╔══

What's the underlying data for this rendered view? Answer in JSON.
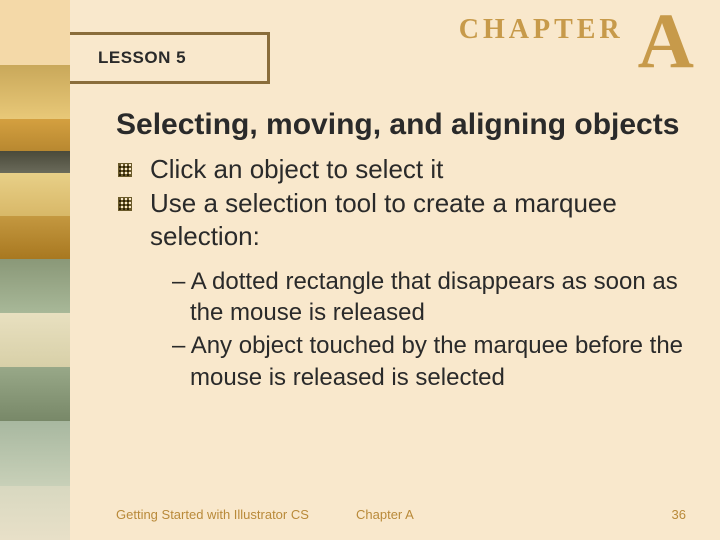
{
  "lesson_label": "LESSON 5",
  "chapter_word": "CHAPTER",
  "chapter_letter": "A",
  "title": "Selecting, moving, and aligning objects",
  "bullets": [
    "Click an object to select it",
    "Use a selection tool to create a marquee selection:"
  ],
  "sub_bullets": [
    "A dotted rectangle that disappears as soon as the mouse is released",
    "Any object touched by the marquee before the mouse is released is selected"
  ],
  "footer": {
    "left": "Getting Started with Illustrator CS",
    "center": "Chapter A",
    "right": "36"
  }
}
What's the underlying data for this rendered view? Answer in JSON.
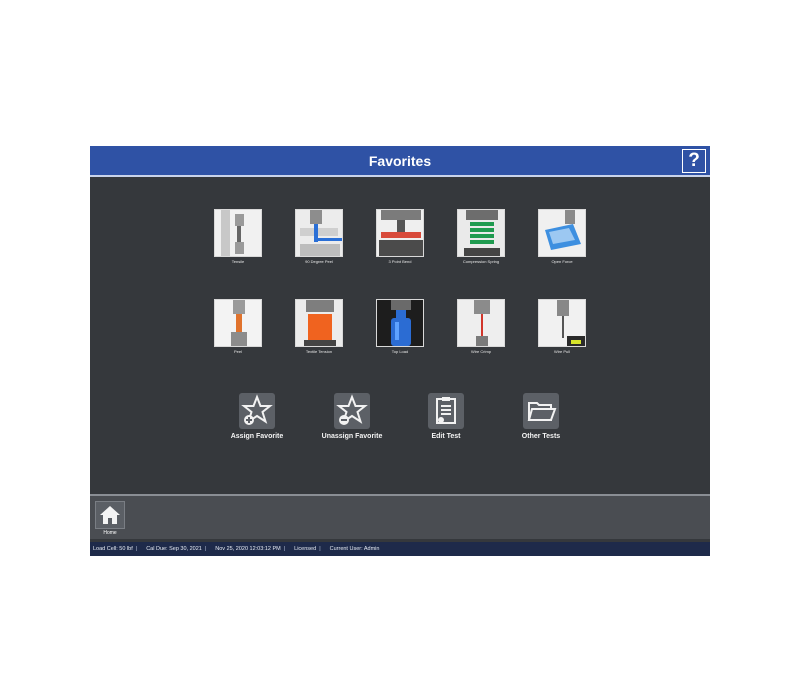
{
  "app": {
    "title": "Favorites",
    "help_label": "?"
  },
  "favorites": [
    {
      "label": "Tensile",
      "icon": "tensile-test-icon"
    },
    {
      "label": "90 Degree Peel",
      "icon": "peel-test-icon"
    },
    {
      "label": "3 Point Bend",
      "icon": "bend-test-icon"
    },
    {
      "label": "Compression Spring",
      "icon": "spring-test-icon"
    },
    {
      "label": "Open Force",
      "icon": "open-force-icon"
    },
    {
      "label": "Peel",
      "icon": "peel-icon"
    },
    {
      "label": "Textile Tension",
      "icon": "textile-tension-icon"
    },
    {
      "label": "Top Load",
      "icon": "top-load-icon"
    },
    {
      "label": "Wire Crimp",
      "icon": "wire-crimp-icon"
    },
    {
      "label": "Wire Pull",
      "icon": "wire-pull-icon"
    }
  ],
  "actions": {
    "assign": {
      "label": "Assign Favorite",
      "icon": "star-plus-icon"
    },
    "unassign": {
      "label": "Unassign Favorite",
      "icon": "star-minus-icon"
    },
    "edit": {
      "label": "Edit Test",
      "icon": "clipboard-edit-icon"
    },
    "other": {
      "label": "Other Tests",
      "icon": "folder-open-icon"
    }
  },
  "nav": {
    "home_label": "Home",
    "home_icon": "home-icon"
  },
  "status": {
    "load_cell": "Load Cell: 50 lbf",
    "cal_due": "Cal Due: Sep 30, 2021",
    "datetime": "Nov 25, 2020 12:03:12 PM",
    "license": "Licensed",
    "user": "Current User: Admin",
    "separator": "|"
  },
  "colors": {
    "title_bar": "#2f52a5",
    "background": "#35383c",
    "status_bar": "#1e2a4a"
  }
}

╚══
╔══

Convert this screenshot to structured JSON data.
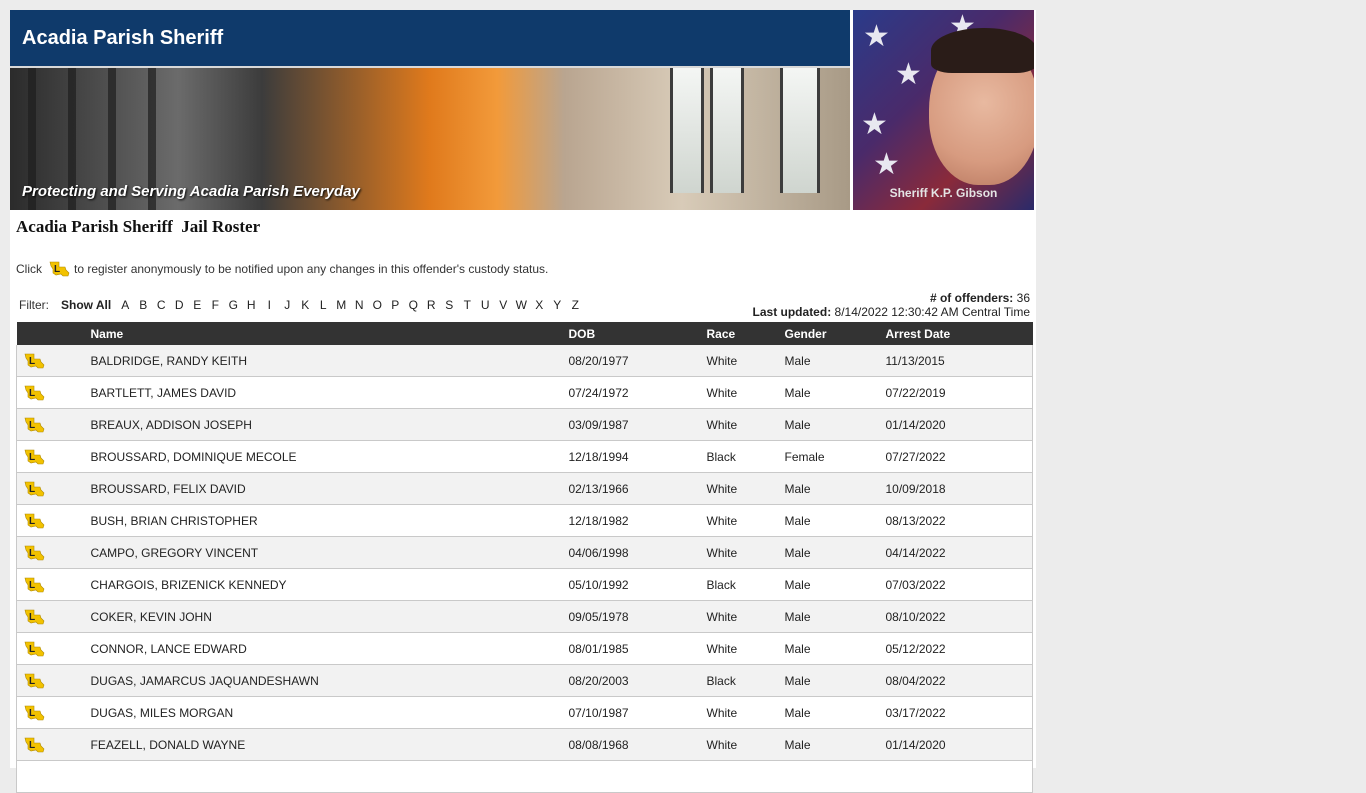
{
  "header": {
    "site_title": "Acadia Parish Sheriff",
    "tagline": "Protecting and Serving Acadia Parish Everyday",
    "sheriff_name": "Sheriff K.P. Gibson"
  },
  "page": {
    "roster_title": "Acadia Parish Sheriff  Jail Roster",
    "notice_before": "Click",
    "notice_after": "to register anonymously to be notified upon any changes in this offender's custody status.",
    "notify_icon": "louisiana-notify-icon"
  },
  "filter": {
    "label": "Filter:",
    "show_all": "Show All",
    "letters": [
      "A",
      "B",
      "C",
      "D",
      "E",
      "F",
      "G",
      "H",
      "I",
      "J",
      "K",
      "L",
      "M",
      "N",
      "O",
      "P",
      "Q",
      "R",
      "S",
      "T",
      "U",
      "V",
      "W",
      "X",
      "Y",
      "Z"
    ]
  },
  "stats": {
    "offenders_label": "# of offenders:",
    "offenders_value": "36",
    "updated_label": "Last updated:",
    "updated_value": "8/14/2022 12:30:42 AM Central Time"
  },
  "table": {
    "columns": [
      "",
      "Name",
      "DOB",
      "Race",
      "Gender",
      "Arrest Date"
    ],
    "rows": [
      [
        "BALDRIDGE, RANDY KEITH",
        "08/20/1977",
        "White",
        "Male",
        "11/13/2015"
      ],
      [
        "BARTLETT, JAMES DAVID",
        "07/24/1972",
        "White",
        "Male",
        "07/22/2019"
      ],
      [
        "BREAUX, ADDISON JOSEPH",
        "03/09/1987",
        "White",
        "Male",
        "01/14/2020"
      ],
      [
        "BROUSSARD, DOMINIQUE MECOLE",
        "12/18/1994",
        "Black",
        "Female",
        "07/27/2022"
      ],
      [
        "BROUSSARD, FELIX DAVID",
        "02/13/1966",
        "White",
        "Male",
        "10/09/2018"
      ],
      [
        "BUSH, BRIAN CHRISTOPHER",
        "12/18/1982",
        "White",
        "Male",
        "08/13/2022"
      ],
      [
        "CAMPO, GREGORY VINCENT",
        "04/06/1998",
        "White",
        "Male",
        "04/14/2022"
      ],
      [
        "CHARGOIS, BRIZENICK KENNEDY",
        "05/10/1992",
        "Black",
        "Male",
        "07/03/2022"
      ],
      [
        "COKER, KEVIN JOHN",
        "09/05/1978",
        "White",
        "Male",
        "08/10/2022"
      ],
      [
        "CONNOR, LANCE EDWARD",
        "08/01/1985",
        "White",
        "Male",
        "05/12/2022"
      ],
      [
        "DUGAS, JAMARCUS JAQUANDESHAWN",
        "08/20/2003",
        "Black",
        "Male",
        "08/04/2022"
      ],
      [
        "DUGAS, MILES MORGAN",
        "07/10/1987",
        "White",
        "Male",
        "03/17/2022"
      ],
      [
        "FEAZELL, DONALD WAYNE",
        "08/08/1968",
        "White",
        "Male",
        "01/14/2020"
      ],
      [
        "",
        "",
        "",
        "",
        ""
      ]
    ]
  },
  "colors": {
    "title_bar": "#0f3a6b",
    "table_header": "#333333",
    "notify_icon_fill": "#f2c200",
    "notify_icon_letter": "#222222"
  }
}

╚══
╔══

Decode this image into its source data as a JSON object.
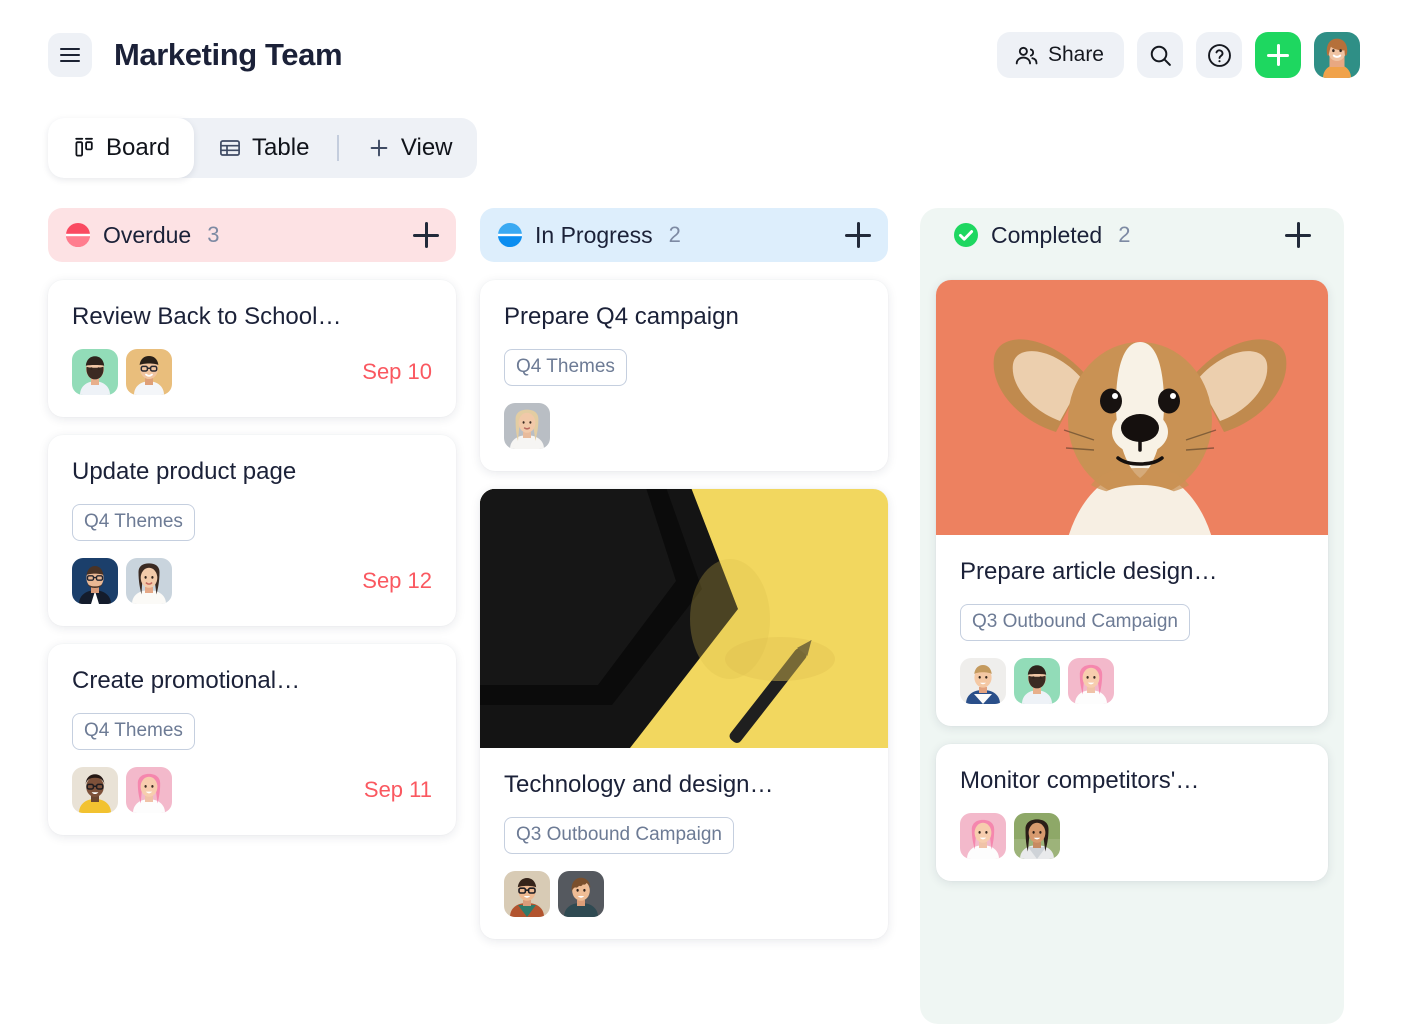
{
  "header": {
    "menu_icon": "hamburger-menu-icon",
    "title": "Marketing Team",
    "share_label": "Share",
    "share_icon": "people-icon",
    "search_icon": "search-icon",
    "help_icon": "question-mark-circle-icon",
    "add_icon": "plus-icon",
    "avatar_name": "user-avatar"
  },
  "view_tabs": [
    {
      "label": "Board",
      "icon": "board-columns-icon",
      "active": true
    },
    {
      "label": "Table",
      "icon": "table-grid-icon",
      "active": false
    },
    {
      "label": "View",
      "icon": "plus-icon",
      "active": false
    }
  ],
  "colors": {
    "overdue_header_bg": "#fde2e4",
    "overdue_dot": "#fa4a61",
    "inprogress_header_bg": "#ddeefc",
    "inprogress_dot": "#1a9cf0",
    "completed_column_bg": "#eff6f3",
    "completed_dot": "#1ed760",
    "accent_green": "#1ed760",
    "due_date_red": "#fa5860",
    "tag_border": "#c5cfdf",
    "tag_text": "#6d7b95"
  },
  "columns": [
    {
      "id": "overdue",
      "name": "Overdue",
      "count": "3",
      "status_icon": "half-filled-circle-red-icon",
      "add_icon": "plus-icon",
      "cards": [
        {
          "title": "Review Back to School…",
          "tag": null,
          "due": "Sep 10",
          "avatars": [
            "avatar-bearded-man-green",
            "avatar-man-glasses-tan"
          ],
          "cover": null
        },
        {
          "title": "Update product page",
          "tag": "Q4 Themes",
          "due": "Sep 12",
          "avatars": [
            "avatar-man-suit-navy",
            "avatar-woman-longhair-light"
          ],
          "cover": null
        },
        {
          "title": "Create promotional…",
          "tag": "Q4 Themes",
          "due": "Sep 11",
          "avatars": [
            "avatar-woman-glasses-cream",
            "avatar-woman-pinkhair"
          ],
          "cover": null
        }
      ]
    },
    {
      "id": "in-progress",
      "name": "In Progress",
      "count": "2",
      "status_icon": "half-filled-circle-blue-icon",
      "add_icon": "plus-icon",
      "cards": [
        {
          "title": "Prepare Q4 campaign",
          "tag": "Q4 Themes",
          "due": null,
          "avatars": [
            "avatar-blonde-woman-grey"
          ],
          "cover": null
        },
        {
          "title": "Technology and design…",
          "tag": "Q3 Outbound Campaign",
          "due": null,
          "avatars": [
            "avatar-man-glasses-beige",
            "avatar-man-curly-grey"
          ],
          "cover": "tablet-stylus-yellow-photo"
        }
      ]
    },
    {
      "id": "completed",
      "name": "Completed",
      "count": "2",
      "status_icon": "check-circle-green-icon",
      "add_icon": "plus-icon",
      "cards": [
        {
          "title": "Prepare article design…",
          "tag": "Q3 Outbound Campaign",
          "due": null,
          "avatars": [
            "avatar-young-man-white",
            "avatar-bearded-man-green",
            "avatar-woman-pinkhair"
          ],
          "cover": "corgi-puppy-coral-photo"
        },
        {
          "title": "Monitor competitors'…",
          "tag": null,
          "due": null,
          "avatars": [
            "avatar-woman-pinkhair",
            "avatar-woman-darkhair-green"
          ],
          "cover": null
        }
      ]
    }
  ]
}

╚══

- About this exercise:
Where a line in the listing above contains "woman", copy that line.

- Solution for this exercise:
            "avatar-woman-longhair-light"
            "avatar-woman-glasses-cream",
            "avatar-woman-pinkhair"
            "avatar-blonde-woman-grey"
            "avatar-woman-pinkhair"
            "avatar-woman-pinkhair",
            "avatar-woman-darkhair-green"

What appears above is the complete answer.